Difference between spot price and futures price – Basis Current futures price > Expected spot price at maturity – Normal Backwardation Current spot price < Current futures price Contago (Positive Basis) Current spot price > Futures price – Backwardation
On Feb12 you see the following quotes: GBP/USD spot : 1.4650 March GBP futures : 1.4425 June : 1.4250 Sep : 1.3850 Dec : 1.3550 You agree with the direction of movement in the GBP/USD rate implied by these prices but feel that the market is overstating the extent of likely movement. In particular you feel the market is overstating the movement between Sep & Dec. You wish to profit from your view but do not wish to take too much risk. You feel your view would materialize by early Sep. What should you do?
GBP will fall by 3 cents between Sep and Dec. Dec contract is underpriced Sell Sep at 1.3850 and buy Dec at 1.3550
On Sep 2 the GBP/USD spot is 1.3950, Sep futures are 1.3940 and Dec futures are 1.3895. Work out gains/losses for the strategies.
Sep 2 – Square off Buy Sep at 1.3940 and Sell Dec at 1.3895 Loss on the former: $(+1.3850-1.3940) = $0.09 per GBP Gain on the latter: $(-1.3550+1.3895) = $0.0345 per GBP
The current CHF/USD spot is 0.6675. The following 90-day call options on CHF are available: Strike Price Premium 0.6000 0.075 0.6500 0.030 0.6800 0.010 0.7000 0.005 0.7500 0.002 Your view is that CHF is going to make a strong up-move during the next 90 days. Your risk appetite is moderate. What strategy is suitable for you?
Bullish call spread Buy a call with strike 0.6000 and sell a call with 0.7000. Net premium is USD 0.07. If the CHF moves above 0.67 you will make net gain.
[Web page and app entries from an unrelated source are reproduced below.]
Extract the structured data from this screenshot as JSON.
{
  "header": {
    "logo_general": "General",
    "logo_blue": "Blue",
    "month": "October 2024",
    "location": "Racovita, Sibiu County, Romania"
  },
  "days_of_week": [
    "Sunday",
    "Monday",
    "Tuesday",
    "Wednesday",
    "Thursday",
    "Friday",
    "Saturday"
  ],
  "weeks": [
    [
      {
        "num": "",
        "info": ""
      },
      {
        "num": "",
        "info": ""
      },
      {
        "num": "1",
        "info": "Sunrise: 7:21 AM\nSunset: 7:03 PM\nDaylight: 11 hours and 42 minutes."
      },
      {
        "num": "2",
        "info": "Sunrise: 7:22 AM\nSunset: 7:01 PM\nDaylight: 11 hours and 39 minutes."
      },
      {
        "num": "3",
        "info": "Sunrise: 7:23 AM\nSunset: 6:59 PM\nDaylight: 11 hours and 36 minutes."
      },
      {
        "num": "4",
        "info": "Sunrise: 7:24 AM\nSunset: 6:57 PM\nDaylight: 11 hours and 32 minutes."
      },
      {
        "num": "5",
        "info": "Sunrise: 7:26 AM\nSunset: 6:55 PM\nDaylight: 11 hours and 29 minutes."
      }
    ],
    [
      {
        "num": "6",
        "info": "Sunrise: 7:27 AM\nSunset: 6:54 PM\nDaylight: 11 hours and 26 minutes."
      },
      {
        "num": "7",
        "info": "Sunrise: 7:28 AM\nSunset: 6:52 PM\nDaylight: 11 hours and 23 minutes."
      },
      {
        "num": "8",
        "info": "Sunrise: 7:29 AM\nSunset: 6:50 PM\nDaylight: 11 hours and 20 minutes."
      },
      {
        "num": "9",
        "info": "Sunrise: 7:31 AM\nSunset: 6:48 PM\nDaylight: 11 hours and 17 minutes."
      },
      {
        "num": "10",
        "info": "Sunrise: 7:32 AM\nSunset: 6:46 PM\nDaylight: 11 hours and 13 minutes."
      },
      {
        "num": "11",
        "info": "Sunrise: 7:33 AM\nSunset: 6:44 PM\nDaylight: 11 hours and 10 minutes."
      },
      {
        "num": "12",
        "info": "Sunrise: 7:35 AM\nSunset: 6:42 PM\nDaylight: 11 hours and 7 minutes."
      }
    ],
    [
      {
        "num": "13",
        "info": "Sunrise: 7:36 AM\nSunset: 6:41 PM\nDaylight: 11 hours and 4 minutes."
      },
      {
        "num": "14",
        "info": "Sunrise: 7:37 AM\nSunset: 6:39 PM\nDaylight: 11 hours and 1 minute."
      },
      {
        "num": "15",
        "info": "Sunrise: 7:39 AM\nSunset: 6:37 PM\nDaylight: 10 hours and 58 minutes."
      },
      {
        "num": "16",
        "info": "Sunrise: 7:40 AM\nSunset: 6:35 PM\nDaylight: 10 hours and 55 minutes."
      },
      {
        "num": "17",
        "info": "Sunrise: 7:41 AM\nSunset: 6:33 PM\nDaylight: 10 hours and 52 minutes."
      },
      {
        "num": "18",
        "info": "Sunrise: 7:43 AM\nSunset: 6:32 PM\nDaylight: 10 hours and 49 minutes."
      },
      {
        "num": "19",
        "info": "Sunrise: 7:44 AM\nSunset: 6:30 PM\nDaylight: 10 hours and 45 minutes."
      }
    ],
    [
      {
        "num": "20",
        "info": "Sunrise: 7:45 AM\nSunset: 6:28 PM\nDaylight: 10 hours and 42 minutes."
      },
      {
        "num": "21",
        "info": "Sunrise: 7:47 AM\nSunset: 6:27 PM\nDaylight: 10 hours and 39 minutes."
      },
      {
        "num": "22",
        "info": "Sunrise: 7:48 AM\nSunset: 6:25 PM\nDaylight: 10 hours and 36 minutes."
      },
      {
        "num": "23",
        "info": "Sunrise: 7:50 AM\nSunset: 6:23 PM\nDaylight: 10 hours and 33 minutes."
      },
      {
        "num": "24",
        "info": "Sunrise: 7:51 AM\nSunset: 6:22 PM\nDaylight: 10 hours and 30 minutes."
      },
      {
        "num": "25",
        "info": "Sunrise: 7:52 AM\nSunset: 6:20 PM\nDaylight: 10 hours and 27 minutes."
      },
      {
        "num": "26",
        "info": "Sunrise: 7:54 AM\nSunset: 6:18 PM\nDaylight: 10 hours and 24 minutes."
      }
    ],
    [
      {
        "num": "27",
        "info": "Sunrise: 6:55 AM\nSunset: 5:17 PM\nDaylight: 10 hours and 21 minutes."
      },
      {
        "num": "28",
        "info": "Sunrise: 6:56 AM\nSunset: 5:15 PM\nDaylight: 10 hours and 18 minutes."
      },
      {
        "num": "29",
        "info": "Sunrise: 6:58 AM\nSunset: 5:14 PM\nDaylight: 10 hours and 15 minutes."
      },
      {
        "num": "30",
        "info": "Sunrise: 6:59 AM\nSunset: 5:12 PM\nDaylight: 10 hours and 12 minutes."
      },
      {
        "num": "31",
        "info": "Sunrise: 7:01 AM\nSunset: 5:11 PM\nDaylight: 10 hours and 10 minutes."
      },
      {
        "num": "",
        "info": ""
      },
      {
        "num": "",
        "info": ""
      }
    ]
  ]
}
If CHF is 0.72, purchased call makes a profit of 0.12 and sold call makes a loss of 0.02. Net premium is 0.07 Profit = 0.12-0.02-0.07 = 0.03 Max Loss = 0.07 if CHF moves below 0.07
The current $/Yen spot rate is 123. 6 month European calls with strike $0.0087 and $0.0083 are trading at premia of 0.015cents per Yen and 0.02 cents per Yen respectively. A speculator is expecting a fairly strong appreciation of yen over the next six months. What option strategy should he adopt to profit from this forecast? What is break even rate?
A limited risk speculative strategy would be the bullish call spread i.e. buy the call with strike $0.0083 or 0.83 cents per yen and sell the call with strike $0.0087 or 0.87cent per yen. The initial investment would be (0.02-0.015) = 0.005 cent per yen. The breakeven spot rate would be 0.83+0.005 = 0.8350 cent per yen. Maximum profit potential would be (0.87-0.83) – (0.02-0.015) = 0.035 cent per yen.
The current USD/NLG spot rate is 0.5410.The following 2 month calls and puts are available: A speculator expects the USD/NLG rates to hold fairly steady over the coming quarter with only small movements around the current spot rate. What strategy should he adopt to profit from this view if at the same time he wishes to limit his max loss?
Sell a butterfly spread Sell two calls with strike 0.55 and buy one call each with strike 0.50 and 0.60. Profit over the range (0.5000+0.0080) and (0.6000- 0.0080) i.e. 0.5080 and 0.5920. Maximum profit will be (0.05-0.008) or 0.0420 and the maximum loss would be 0.008.